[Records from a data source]
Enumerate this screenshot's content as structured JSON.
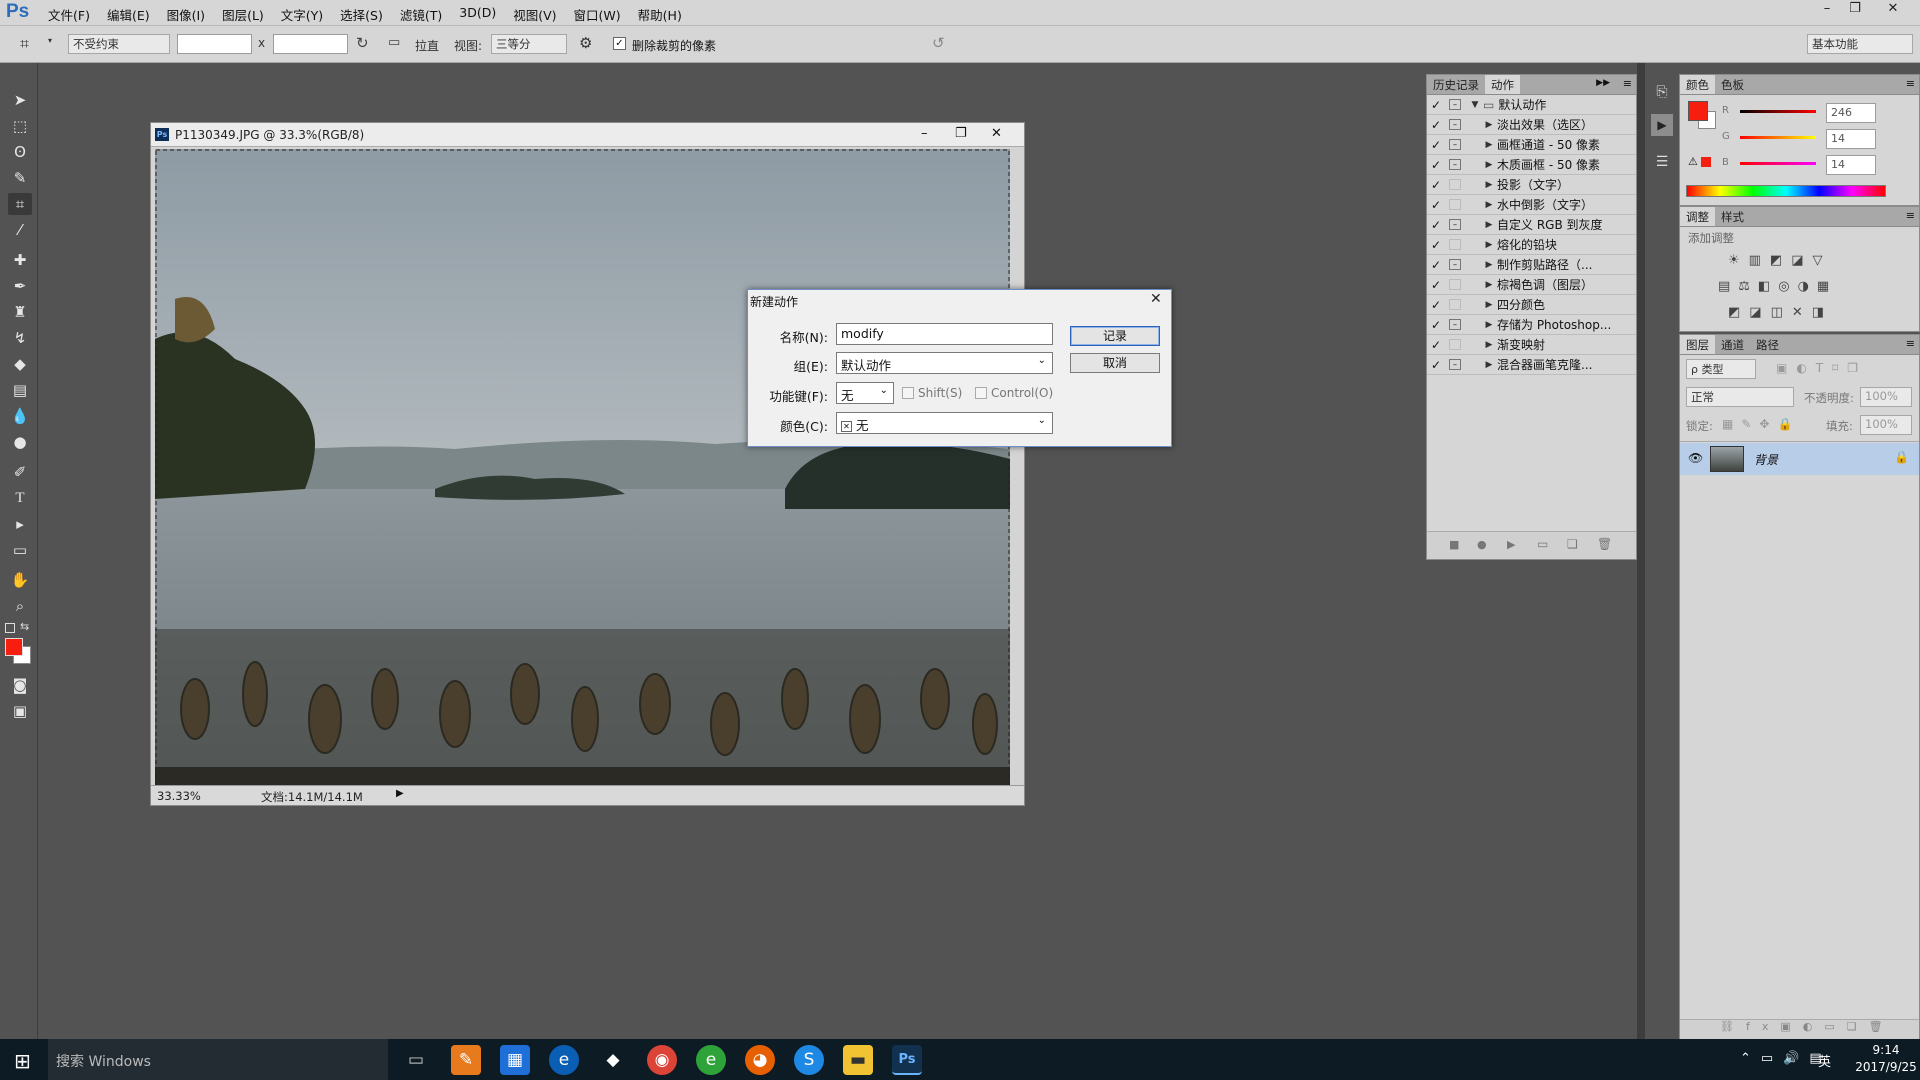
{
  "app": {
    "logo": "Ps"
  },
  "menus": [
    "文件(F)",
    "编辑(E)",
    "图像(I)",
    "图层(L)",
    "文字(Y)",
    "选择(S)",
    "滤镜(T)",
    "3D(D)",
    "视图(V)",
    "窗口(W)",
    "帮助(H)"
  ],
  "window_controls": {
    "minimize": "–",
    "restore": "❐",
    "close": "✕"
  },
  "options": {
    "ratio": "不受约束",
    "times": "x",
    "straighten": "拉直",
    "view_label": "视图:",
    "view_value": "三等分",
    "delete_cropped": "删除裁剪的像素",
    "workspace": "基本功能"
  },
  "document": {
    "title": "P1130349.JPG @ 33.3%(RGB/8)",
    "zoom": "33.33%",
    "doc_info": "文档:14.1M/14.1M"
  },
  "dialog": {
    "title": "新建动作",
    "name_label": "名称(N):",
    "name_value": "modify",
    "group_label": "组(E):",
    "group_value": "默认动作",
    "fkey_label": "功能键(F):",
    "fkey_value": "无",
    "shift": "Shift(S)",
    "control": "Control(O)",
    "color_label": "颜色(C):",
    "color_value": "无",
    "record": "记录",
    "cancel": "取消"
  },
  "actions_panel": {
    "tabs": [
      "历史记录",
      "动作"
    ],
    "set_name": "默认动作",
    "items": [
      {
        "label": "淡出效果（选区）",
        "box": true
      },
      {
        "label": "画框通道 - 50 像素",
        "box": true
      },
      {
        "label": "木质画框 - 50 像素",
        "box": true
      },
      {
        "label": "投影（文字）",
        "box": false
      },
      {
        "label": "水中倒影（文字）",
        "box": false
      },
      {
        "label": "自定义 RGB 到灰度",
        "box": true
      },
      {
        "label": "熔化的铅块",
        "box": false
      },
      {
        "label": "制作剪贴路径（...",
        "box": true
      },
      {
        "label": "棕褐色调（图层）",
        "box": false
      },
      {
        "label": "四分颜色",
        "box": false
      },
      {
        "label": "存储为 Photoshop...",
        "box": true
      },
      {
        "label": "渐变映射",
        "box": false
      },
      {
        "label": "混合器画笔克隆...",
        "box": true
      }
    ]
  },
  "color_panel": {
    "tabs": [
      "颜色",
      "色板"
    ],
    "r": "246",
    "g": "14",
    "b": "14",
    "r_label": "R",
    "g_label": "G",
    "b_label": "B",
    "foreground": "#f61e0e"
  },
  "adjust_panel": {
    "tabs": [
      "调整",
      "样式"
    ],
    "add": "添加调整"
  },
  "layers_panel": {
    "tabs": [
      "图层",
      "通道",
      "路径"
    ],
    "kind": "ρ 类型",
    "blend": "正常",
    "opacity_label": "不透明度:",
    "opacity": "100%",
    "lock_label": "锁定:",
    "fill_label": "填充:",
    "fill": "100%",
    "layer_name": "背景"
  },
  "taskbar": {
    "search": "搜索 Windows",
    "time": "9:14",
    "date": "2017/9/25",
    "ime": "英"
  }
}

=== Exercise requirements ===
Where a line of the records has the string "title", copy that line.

=== Your response ===
    "title": "P1130349.JPG @ 33.3%(RGB/8)",
    "title": "新建动作",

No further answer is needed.